#### About this exercise
Please filter the data below down to the lines holding the string "that".

┌──

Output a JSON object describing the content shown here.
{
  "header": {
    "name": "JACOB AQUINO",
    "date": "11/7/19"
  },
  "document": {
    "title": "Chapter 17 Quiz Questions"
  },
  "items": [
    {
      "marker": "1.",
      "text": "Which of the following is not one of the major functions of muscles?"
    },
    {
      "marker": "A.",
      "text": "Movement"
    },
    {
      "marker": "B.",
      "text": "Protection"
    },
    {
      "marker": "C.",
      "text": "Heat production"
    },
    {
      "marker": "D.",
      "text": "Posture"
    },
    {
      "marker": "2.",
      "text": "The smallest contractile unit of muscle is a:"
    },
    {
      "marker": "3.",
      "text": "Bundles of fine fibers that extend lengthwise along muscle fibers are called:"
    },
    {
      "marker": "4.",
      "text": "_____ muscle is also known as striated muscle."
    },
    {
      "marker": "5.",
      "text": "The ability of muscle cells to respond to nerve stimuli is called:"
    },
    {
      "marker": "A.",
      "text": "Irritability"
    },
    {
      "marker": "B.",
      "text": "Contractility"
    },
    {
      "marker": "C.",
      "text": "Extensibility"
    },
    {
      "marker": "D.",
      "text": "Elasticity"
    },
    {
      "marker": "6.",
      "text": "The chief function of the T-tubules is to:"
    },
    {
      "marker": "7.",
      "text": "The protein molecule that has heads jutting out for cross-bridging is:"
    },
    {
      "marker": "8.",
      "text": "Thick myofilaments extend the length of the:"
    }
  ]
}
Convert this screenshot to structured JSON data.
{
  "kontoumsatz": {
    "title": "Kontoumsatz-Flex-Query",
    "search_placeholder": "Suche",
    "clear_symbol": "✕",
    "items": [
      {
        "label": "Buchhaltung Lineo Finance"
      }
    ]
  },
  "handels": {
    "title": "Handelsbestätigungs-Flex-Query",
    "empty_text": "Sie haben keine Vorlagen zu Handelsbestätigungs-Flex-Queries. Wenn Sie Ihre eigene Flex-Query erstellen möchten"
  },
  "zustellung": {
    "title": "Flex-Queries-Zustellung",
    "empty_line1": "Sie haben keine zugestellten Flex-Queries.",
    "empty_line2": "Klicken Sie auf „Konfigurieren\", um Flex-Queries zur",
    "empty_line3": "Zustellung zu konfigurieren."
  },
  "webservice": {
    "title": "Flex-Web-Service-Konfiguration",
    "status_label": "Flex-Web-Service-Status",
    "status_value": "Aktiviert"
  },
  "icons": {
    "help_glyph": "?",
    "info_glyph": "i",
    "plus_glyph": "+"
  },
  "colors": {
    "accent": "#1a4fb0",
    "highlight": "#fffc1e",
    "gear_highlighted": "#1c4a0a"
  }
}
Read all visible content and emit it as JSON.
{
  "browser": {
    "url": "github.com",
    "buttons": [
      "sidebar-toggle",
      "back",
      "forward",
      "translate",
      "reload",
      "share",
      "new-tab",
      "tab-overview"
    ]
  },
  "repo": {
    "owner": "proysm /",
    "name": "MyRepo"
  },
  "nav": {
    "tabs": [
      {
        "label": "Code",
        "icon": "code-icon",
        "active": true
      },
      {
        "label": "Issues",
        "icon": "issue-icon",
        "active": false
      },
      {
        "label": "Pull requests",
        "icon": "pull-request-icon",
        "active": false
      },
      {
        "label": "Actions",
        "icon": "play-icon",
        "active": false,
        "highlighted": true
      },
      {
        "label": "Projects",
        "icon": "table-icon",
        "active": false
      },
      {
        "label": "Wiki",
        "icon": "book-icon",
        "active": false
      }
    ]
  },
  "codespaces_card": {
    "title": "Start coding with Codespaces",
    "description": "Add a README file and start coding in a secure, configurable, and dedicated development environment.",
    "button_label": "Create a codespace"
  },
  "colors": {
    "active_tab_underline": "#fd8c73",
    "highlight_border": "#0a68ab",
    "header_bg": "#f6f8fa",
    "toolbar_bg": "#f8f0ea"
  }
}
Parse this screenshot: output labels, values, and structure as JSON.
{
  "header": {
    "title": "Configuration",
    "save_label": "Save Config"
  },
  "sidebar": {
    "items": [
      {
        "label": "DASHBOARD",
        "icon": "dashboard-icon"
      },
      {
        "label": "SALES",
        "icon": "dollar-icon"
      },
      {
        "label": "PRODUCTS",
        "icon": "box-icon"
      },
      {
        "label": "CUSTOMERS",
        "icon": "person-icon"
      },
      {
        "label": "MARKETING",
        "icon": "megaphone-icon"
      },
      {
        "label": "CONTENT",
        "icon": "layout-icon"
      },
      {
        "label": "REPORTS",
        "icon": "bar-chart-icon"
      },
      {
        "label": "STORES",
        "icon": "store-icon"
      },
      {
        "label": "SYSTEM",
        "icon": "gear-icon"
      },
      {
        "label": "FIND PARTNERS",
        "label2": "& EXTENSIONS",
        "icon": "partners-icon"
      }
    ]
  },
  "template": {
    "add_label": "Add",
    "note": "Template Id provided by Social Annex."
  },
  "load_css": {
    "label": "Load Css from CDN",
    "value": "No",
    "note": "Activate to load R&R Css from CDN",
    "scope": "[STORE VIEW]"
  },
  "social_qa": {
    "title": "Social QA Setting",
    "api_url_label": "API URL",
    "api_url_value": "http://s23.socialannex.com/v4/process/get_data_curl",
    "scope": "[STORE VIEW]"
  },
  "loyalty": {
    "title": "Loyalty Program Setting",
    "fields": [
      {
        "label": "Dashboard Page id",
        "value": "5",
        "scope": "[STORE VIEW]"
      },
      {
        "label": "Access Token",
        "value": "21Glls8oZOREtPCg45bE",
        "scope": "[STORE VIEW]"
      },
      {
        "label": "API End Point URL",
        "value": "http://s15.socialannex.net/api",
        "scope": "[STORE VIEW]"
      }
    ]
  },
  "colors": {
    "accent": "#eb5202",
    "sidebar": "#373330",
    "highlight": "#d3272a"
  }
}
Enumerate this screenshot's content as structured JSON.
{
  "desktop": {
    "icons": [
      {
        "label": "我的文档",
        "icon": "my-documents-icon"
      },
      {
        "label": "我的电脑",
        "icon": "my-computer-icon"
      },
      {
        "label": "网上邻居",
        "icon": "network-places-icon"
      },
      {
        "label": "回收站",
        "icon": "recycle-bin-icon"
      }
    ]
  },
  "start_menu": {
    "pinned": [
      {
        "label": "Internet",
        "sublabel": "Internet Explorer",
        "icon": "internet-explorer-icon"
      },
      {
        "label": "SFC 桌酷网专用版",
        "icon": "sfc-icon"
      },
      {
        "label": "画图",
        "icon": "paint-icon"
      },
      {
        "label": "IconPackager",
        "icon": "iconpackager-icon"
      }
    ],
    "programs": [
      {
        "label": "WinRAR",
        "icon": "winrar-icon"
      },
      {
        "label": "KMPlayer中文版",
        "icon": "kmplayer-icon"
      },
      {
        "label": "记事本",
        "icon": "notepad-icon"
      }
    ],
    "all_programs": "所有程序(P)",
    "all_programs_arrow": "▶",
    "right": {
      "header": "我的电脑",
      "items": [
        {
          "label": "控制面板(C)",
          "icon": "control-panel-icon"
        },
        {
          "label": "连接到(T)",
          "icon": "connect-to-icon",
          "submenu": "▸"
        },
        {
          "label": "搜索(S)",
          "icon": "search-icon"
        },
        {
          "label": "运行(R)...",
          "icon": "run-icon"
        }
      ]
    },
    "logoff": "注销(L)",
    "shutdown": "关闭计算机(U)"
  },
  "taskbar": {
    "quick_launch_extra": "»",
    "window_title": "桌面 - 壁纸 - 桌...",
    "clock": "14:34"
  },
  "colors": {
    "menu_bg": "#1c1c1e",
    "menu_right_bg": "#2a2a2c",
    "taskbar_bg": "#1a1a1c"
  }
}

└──

#### Reply to the exercise
      "text": "Bundles of fine fibers that extend lengthwise along muscle fibers are called:"
      "text": "The protein molecule that has heads jutting out for cross-bridging is:"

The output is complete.